Kan't Ban

David T. Anderson is the guru of the Kanban movement for managing software projects.

But a competent economic analyst he is not. He divides economic activities into those that "add value" and those that are "wasteful." But activities that do not add value to a final product (and are known not to add value) are not the activities of an economic producer at all: they are called "consumption" or "recreation." (The whole idea of "adding value" in production is itself questionable, but let's not go into that.)

For instance, he talks about staining a wood fence for a customer:
This involved a trip to Home Depot. There was also some preparation work required on the fence: some repairs, some sanding, and trimming plants... To allow access for painting. None of these activities could be described as adding value. The customer does not care that I have to make a trip to Home Depot. The customer does not care that this activity takes time. In fact, it is annoying, as it delays the start and the end of the project. (Emphasis mine.)
No, unless David intends to stain the fence with air or dirt, the trip to Home Depot does not "delay the start of the project." It is the start of the project. And neither does the customer "care" that the staining takes time: the customer would much prefer that David could stain the entire fence merely by thinking about it being stained. And the customer surely would be very annoyed if David simply stained right over the plants growing along the fence, rather than trimming them back, or failed to sand, so the stain would not take.

What Anderson is doing is simply arbitrarily designating certain costs as "not adding value" and then pointing out that the customer would like those costs minimized. But the customer would also like the costs that Anderson claims do add value to be minimized. In fact, the ideal production process takes no time and is completely costless. Until we can achieve such a process, all work that is required to deliver the final product "adds value." Any work that does not add value should not be reduced, as Anderson suggests, but completely done away with. (In fact, that Anderson talks about minimizing this work, instead of eliminating it, demonstrating that somewhere inside he knows his distinction is arbitrary.)

When it comes to producing software, Anderson distinguishes between things like meetings, that are "waste," and actual coding, which "adds value." Again, the distinction is completely arbitrary. Imagine we have a software-generating AI that can simply listen to humans holding a meeting about a piece of software, and then write the code. In that case, the only part of the production process involving humans would be meetings! The customer does not "care" about the meetings, but, in fact, doesn't "care" about the coding either: the customer only cares about the final product doing what he wants it to, however the product came about.

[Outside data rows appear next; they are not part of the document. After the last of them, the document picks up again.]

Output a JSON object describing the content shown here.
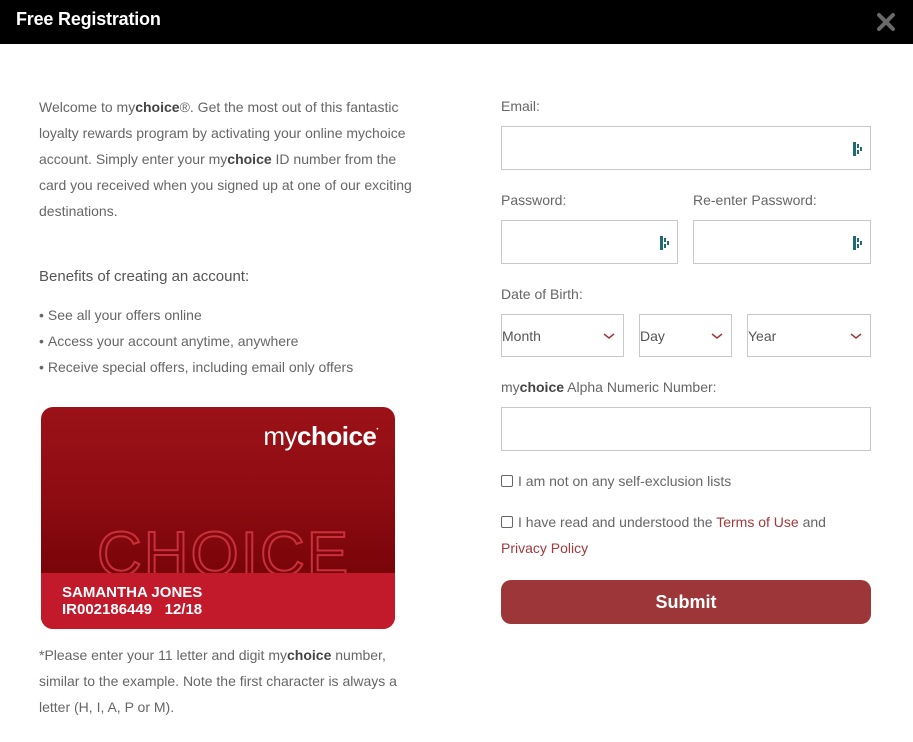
{
  "window": {
    "title": "Free Registration",
    "close_icon": "close-icon"
  },
  "left": {
    "intro": {
      "p1": "Welcome to my",
      "brand_bold": "choice",
      "p2": "®. Get the most out of this fantastic loyalty rewards program by activating your online mychoice account. Simply enter your my",
      "brand_bold2": "choice",
      "p3": " ID number from the card you received when you signed up at one of our exciting destinations."
    },
    "benefits_title": "Benefits of creating an account:",
    "benefits": [
      "See all your offers online",
      "Access your account anytime, anywhere",
      "Receive special offers, including email only offers"
    ],
    "bullet": "•",
    "card": {
      "logo_light": "my",
      "logo_bold": "choice",
      "big_word": "CHOICE",
      "holder_name": "SAMANTHA JONES",
      "card_id": "IR002186449",
      "expiry": "12/18",
      "colors": {
        "top": "#9b1218",
        "band": "#c21a2b"
      }
    },
    "note": {
      "p1": "*Please enter your 11 letter and digit my",
      "brand_bold": "choice",
      "p2": " number, similar to the example. Note the first character is always a letter (H, I, A, P or M)."
    }
  },
  "form": {
    "email": {
      "label": "Email:",
      "value": "",
      "placeholder": ""
    },
    "password": {
      "label": "Password:",
      "value": ""
    },
    "reenter_password": {
      "label": "Re-enter Password:",
      "value": ""
    },
    "dob": {
      "label": "Date of Birth:",
      "month": "Month",
      "day": "Day",
      "year": "Year"
    },
    "number": {
      "label_bold_prefix": "my",
      "label_bold": "choice",
      "label_rest": " Alpha Numeric Number:",
      "value": ""
    },
    "self_exclusion": {
      "label": "I am not on any self-exclusion lists",
      "checked": false
    },
    "terms": {
      "prefix": "I have read and understood the ",
      "terms_link": "Terms of Use",
      "middle": " and",
      "privacy_link": "Privacy Policy",
      "checked": false
    },
    "submit_label": "Submit"
  },
  "colors": {
    "accent": "#9c3638",
    "link": "#a0393c",
    "titlebar": "#000000",
    "pw_manager_icon": "#1f6b73"
  }
}
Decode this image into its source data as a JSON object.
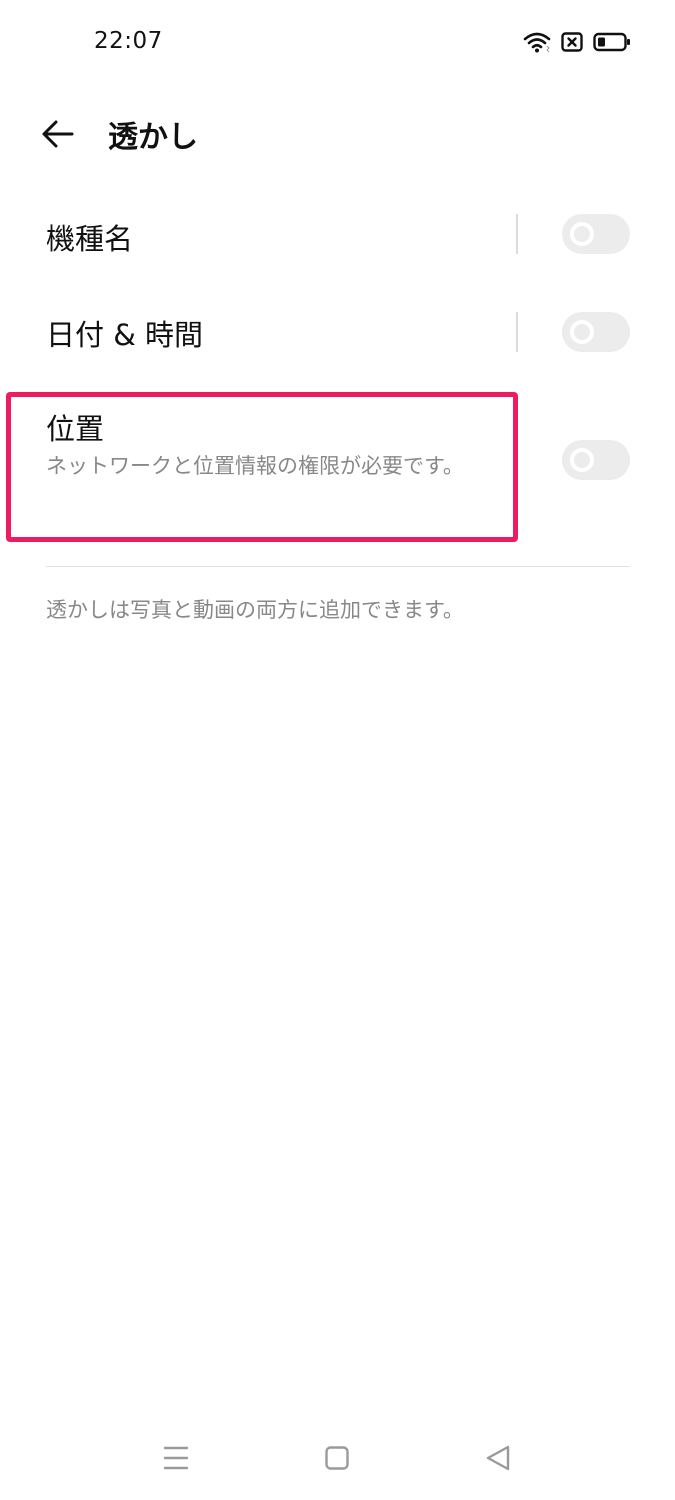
{
  "status_bar": {
    "time": "22:07"
  },
  "header": {
    "title": "透かし"
  },
  "rows": [
    {
      "label": "機種名",
      "enabled": false
    },
    {
      "label": "日付 & 時間",
      "enabled": false
    },
    {
      "label": "位置",
      "subtitle": "ネットワークと位置情報の権限が必要です。",
      "enabled": false
    }
  ],
  "footnote": "透かしは写真と動画の両方に追加できます。",
  "icons": {
    "back": "arrow-left-icon",
    "wifi": "wifi-icon",
    "sim": "no-sim-icon",
    "battery": "battery-icon",
    "nav_menu": "menu-icon",
    "nav_home": "home-icon",
    "nav_back": "back-triangle-icon"
  },
  "colors": {
    "highlight": "#ec1c63",
    "toggle_off": "#ececec",
    "subtitle": "#888888"
  }
}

Short of having such an AI, the question is, "Are the meetings being held helpful to producing a better software product?" If they are, they are "producing value." (Again, this is not really an accurate way to speak: production processes do not ladle out little dollops of value here and there into a product.) Think about a half-hour meeting where one software engineer discovers that his colleague has already written and debugged an algorithm that he was going to spend the next week writing and debugging. That meeting was "worth" a week of coding, since the first programmer is now freed up to code something else for the next week.

And if the meetings are not helping to produce a better product, they should simply be dropped.


  1. Coding adds *code*.

  2. I encountered similar confusions from a former boss of mine. He wanted me to calculate our per unit cost to create our product (with the goal of determining future pricing). I determined that almost all of our expenses were overhead and labor. If we assumed that we could get a lot more work done without hiring anyone new (which was reasonable at the time because business was very slow), then in fact our marginal cost was close to zero. This did not satisfy: that’s impossible, I was advised, because in fact we had considerable expenses. But those expenses were all overhead (assuming we weren't planning any layoffs, we were stuck with our current salary levels). If you include overhead, then all of our expenses are the cost of creating the product: simply divide total expenditures by units produced to get a per unit cost. This did not satisfy, either: I was advised that I should include only the expenses directly related to the product. But why would we be paying any other employees, for instance HR, if we don't need them to make the product? In the end, I had to arbitrarily decide which roles were more "hands-on" with the product and exclude the rest. As if everybody else was just hanging around like dead weight – including myself, spending all this time on the cost per unit analysis instead of making product!

    P.S. Arguably what we really needed was a model of how much new salary we would need to take on if we got so much new business that we had to hire people. I developed just such a model, but it was both complicated and highly speculative, so nobody paid any attention to it.